I am upgrading the power board of my Curtis 1231c DC PWM motor controller. It uses 18 MOSFETs to switch the power, and each MOSFET had a 47 ohm resistor on it’s gate input. The point of such a high resistance was to slow down the switching of the MOSFET’s so that they would all share the current somewhat equally and no single MOSFET would turn completely on before all of the others had a chance to start shouldering the load.
The Curtis 1231C typically fails with a few MOSFET’s closest to the logic board vaporizing, probably due to switching on before the others, as the distance to the logic board is the smallest. This is due to the poor PCB layout which has some MOSFET’s much closer to the logic board than those on the other side of the board. The 47 ohm resistors counteract this somewhat, but the slow switching leads to extra heat and less efficient operation, as the resistance of the MOSFET while switching is higher than when it is fully on.

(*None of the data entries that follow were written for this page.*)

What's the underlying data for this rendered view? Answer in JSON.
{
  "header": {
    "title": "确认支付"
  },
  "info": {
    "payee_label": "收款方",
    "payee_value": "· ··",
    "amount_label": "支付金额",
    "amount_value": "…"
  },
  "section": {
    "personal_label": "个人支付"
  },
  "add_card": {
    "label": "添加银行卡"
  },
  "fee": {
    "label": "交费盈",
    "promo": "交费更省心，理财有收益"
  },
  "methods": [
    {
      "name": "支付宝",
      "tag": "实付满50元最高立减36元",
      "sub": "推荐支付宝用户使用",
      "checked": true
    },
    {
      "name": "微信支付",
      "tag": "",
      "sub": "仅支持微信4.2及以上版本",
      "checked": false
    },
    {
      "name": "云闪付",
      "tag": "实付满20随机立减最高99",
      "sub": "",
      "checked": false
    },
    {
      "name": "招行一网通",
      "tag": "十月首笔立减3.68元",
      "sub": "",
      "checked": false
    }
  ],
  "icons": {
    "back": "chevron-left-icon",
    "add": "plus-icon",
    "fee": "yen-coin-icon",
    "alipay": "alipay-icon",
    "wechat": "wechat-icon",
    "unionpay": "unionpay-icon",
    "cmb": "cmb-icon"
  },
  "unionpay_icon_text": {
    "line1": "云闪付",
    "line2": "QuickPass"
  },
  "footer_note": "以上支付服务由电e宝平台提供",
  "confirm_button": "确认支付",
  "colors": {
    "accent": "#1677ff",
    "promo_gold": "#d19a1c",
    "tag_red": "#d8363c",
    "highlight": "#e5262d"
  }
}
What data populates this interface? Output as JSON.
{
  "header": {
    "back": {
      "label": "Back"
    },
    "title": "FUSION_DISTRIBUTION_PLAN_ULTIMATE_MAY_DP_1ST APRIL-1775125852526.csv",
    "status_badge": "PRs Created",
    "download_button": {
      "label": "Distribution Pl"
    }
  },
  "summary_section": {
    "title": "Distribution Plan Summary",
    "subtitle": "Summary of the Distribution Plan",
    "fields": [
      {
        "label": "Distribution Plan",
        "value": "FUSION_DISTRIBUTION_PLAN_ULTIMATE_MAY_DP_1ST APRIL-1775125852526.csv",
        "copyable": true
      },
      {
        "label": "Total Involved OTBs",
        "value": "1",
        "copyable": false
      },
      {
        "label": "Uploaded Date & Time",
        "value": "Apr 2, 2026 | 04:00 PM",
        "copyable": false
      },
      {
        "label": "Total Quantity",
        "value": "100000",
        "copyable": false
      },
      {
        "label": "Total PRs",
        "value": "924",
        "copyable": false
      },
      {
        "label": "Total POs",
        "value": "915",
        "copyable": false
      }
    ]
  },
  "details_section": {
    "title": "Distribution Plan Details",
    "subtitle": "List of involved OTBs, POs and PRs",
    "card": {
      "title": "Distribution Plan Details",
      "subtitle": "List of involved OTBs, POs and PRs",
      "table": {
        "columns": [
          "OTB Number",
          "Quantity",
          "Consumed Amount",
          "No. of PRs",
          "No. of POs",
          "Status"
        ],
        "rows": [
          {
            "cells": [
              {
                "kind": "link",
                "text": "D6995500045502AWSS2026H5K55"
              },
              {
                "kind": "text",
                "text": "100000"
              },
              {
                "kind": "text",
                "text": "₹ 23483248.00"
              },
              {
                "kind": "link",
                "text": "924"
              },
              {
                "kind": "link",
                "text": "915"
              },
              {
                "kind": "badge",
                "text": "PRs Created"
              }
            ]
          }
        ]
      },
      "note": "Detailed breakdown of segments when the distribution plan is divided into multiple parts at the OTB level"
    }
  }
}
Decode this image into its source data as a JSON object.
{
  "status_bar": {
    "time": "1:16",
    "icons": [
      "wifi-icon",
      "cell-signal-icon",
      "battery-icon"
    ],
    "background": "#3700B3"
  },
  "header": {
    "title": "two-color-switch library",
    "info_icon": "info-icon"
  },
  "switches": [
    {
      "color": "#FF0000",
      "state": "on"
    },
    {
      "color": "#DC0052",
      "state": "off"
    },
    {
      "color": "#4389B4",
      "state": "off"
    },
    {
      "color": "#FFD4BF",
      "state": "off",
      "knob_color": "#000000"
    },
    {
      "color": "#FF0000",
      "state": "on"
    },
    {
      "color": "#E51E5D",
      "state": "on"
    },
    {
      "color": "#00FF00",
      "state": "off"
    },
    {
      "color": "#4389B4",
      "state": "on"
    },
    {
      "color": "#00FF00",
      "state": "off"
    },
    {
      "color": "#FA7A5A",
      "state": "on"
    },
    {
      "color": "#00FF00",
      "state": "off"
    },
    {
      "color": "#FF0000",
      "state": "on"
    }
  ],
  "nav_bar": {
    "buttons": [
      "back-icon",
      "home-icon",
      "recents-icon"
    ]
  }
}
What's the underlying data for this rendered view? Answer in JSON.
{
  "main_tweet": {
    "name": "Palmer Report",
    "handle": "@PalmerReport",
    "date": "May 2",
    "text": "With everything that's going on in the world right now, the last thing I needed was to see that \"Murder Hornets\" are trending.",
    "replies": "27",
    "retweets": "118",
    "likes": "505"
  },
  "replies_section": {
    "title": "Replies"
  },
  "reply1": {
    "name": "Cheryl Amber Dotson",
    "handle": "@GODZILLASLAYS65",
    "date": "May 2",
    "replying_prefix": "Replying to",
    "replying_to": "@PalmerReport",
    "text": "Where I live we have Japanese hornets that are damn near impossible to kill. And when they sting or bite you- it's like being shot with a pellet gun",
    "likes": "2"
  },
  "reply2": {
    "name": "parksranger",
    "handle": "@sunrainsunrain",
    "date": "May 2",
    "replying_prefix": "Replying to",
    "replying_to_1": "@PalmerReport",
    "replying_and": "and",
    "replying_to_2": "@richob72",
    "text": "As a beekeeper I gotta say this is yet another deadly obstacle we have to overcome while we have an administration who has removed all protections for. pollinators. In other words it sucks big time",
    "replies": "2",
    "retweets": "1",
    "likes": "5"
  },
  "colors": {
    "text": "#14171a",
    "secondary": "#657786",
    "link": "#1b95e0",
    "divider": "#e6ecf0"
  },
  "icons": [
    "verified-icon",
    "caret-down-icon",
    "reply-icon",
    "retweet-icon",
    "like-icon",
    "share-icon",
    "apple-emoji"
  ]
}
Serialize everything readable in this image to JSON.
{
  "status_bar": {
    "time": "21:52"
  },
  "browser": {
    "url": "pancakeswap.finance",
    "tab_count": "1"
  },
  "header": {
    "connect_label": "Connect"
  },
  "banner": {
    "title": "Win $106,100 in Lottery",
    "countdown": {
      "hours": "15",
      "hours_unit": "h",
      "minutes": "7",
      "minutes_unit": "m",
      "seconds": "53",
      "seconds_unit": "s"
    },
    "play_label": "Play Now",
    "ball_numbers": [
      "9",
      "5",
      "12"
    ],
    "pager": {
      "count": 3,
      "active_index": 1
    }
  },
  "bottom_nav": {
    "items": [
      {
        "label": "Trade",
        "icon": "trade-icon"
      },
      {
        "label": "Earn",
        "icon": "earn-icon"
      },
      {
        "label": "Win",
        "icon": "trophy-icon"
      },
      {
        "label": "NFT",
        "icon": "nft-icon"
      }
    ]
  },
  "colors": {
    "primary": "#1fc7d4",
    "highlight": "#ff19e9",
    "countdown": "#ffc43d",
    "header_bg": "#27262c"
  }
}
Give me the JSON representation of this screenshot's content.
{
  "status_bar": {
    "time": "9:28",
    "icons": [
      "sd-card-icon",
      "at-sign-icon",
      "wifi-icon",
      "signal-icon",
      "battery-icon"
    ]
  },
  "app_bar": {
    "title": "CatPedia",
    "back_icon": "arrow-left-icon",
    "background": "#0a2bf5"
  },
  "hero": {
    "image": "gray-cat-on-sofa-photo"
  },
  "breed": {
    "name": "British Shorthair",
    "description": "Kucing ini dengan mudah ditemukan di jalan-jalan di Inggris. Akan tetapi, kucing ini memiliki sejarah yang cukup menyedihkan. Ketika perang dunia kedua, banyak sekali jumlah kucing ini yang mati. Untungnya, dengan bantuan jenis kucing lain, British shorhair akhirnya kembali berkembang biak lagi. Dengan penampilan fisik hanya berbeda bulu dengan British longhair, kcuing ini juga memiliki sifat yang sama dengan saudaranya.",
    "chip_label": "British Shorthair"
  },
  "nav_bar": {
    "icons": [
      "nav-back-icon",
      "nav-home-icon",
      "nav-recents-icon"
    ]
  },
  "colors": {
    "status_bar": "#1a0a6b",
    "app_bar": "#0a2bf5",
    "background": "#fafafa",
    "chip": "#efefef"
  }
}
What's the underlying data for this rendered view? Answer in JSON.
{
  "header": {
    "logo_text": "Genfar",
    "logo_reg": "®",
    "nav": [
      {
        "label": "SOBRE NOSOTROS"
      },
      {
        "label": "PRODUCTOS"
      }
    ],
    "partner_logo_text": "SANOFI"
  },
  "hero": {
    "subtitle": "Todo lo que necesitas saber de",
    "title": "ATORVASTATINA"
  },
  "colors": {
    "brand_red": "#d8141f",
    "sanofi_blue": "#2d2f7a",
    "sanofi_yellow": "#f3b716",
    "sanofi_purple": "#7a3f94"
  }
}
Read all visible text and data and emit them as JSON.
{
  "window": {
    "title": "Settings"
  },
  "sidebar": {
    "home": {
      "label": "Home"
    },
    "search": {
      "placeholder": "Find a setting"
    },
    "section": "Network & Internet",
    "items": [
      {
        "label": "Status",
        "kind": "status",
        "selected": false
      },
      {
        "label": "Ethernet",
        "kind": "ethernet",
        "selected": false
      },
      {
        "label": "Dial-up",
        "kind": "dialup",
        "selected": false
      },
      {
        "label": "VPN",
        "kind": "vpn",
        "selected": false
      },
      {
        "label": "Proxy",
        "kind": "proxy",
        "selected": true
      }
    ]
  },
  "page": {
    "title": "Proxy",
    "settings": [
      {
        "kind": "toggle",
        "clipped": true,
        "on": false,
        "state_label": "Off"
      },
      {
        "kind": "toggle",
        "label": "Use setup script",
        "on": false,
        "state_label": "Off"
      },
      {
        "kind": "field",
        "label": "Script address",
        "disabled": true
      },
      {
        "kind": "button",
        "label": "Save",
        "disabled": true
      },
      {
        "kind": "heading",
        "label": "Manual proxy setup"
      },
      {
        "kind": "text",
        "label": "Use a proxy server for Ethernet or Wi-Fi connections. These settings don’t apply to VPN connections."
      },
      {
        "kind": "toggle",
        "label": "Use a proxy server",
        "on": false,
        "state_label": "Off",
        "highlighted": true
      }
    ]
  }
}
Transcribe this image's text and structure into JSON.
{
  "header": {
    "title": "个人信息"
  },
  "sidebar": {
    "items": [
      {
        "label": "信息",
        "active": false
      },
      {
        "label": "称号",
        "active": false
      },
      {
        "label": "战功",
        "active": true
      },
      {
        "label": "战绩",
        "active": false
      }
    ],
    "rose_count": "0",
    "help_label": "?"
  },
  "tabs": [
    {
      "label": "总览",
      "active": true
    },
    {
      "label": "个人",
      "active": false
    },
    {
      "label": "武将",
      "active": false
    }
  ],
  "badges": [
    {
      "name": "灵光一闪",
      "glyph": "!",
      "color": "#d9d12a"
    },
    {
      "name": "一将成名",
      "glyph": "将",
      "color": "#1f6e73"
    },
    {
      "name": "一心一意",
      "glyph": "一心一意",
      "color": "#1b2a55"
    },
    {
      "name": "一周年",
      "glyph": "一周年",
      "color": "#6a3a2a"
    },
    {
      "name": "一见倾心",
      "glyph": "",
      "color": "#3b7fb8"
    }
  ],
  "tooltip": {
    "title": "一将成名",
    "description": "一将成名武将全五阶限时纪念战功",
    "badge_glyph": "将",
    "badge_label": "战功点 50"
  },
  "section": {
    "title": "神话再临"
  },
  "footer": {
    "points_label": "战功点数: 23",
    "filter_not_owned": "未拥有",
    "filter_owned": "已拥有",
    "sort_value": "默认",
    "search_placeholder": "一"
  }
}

The replacement MOSFET’s have a higher maximum amp capacity than the components they are replacing, so I am hoping they will tolerate a slightly faster switching time. When replacing the 47 ohm resistors, I purchased 35.7 ohm, 1/2 watt, 1% tolerance resistors, and then binned them. I placed the resistors with the higher resistance closer to the logic board, in the hope that they will counteract the propagation delay due to the circuitous routing on the PCB.